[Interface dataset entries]
________________________

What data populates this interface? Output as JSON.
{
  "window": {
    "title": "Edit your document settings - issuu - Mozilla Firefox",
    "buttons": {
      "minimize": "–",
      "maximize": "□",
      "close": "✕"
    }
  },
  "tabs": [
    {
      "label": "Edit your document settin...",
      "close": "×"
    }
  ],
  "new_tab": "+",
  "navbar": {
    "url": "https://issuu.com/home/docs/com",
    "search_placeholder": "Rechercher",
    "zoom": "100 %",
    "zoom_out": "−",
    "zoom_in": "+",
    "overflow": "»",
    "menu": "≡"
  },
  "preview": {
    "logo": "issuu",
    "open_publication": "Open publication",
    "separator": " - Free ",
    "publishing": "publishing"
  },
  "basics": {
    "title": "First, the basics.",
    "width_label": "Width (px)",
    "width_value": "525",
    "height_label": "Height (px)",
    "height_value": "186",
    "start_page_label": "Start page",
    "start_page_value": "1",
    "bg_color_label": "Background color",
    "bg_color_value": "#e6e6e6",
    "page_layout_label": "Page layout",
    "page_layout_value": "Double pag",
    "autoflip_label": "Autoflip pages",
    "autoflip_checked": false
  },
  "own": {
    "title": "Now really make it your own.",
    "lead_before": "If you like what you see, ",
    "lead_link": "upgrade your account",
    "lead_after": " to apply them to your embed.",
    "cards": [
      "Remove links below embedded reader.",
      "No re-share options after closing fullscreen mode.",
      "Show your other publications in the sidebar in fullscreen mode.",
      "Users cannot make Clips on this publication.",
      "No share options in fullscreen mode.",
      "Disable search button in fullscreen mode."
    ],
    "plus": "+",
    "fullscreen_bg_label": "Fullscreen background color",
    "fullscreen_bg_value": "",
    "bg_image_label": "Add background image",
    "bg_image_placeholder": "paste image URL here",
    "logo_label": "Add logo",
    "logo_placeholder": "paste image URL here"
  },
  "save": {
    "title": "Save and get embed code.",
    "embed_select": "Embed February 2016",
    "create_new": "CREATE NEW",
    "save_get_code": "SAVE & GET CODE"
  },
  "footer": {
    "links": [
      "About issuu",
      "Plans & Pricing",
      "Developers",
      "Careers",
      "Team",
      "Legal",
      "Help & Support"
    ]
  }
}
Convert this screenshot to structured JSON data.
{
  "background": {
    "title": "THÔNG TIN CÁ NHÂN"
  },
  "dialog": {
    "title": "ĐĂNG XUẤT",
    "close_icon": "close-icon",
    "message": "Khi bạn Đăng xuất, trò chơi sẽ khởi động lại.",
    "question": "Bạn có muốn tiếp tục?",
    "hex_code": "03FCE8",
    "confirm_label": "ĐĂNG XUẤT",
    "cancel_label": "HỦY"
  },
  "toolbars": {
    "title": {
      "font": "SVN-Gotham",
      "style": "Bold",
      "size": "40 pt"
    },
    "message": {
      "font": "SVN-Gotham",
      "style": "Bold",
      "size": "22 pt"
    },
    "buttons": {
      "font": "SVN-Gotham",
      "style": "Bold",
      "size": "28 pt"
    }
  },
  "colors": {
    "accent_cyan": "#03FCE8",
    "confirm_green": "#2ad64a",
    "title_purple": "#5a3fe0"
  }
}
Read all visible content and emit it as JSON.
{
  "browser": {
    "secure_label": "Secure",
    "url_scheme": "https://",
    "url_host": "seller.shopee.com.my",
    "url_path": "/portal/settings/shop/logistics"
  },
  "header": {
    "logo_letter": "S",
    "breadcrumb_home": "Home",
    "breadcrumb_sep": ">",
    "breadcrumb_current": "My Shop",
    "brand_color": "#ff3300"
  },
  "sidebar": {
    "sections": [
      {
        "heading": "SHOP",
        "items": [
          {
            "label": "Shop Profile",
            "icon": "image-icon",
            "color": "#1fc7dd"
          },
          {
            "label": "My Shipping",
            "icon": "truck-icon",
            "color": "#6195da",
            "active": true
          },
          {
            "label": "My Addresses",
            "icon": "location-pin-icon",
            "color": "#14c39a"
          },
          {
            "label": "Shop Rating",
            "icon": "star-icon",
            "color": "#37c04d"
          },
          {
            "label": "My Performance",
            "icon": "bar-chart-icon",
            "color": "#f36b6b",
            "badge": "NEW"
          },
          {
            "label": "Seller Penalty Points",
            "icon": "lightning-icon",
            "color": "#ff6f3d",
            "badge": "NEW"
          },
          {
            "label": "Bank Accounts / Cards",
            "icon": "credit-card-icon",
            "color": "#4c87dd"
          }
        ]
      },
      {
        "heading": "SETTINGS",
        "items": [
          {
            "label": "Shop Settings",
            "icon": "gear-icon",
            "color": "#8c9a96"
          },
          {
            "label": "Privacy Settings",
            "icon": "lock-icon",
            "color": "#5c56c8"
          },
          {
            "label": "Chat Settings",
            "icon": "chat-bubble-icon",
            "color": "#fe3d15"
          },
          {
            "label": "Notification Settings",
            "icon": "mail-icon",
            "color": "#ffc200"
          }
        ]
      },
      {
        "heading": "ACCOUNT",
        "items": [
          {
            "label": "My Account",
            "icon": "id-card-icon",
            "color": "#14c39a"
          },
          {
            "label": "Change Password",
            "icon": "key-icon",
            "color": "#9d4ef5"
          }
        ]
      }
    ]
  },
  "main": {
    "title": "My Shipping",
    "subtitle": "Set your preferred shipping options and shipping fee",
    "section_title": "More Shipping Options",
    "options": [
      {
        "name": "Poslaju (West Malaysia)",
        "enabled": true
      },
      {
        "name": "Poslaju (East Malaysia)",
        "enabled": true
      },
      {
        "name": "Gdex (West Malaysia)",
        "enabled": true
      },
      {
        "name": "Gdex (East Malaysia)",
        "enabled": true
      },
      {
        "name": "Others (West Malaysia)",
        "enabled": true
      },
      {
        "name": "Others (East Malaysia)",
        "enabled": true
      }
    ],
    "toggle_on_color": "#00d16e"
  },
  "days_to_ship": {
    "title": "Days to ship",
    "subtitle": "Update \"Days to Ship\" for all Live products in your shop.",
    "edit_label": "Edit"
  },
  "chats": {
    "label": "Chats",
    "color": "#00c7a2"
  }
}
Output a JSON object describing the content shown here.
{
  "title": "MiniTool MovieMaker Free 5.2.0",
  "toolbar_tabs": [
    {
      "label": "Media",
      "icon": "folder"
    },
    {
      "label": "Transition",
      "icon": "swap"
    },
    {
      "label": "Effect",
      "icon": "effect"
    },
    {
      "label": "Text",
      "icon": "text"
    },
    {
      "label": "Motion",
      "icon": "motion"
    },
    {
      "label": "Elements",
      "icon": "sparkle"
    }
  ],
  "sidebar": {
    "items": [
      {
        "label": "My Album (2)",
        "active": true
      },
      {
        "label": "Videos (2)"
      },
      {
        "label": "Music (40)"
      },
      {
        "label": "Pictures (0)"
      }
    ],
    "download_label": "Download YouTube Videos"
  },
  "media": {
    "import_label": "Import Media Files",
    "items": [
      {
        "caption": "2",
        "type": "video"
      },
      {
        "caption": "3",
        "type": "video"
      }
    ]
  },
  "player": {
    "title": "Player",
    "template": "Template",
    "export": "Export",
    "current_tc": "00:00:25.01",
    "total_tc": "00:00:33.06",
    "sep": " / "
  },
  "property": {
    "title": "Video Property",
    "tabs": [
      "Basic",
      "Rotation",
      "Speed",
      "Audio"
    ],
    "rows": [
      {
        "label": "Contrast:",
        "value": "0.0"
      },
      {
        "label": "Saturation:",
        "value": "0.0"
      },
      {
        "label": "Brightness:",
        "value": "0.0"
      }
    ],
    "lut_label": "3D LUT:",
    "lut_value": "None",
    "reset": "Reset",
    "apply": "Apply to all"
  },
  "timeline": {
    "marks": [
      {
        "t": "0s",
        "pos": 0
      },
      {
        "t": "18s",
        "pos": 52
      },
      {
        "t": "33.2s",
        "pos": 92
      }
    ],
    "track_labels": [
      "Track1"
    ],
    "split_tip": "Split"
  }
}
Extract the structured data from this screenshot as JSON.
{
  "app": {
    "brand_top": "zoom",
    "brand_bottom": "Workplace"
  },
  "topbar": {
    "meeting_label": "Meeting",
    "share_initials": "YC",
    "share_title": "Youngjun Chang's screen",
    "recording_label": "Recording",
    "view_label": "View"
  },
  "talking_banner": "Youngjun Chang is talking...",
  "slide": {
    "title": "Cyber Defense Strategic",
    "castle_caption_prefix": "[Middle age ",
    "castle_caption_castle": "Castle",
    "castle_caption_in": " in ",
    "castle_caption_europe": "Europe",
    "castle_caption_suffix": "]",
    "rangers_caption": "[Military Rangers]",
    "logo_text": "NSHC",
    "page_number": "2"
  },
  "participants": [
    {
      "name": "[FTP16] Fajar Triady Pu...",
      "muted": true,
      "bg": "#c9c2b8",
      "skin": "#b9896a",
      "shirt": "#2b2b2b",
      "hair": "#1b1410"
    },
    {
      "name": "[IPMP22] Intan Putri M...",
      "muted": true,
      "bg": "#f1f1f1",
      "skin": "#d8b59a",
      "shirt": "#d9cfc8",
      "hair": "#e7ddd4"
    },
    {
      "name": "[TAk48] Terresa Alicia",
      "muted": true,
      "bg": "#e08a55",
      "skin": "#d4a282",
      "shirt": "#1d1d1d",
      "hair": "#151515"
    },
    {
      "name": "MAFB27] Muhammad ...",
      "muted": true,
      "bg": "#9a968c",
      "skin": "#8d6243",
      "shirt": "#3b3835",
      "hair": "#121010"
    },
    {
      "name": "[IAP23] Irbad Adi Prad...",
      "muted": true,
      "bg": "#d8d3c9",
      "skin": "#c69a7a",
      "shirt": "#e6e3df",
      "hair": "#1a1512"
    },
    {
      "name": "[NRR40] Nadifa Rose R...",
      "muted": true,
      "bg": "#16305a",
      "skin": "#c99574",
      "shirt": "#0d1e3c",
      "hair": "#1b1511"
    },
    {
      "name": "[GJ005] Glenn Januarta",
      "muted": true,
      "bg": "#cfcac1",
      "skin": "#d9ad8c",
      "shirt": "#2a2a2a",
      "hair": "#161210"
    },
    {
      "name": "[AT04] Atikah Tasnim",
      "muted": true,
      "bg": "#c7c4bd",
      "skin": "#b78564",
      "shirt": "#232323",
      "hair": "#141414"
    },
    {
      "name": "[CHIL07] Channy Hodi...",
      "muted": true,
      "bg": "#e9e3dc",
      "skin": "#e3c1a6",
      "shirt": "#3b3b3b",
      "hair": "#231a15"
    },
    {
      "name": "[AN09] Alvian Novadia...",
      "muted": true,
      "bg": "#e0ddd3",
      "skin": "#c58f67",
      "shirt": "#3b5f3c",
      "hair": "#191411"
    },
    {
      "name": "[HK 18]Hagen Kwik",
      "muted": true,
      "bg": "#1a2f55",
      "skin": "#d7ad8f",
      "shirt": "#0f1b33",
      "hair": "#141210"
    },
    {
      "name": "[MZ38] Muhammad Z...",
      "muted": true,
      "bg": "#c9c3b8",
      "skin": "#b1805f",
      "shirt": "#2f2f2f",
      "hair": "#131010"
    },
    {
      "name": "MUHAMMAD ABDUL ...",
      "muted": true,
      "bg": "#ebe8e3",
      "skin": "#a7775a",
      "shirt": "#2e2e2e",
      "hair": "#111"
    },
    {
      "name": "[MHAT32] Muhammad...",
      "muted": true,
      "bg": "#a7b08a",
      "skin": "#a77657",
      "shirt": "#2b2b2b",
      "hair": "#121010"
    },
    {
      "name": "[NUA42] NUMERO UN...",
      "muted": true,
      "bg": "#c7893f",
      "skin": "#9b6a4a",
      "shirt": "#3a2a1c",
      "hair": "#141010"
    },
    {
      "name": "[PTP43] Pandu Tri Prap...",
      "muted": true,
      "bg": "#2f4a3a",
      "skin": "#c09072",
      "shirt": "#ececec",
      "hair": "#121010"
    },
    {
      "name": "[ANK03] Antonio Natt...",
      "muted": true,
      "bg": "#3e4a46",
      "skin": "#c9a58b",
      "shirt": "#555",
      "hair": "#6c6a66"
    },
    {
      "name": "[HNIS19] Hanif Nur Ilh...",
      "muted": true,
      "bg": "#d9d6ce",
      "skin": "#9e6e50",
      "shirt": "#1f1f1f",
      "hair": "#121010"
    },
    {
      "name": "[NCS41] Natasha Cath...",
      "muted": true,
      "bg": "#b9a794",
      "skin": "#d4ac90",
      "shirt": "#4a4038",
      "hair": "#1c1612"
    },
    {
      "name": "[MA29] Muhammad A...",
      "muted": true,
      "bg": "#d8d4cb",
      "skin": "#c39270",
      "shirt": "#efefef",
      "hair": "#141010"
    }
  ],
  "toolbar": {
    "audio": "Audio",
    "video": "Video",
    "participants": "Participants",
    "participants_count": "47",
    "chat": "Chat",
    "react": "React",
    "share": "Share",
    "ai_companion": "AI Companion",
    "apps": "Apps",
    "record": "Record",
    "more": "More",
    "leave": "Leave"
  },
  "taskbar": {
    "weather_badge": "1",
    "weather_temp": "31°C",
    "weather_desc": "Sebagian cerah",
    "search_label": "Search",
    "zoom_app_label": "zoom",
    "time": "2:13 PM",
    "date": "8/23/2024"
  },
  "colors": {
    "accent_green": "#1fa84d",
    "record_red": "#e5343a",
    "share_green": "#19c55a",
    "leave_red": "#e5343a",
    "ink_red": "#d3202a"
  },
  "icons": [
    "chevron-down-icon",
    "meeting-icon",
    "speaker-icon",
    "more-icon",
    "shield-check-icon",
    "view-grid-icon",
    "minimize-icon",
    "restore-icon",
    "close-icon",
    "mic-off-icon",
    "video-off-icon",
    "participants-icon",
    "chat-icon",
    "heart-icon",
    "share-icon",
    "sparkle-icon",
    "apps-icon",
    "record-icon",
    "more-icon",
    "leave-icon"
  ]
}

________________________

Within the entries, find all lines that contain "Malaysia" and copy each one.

__Output of the exercise__.
        "name": "Poslaju (West Malaysia)",
        "name": "Poslaju (East Malaysia)",
        "name": "Gdex (West Malaysia)",
        "name": "Gdex (East Malaysia)",
        "name": "Others (West Malaysia)",
        "name": "Others (East Malaysia)",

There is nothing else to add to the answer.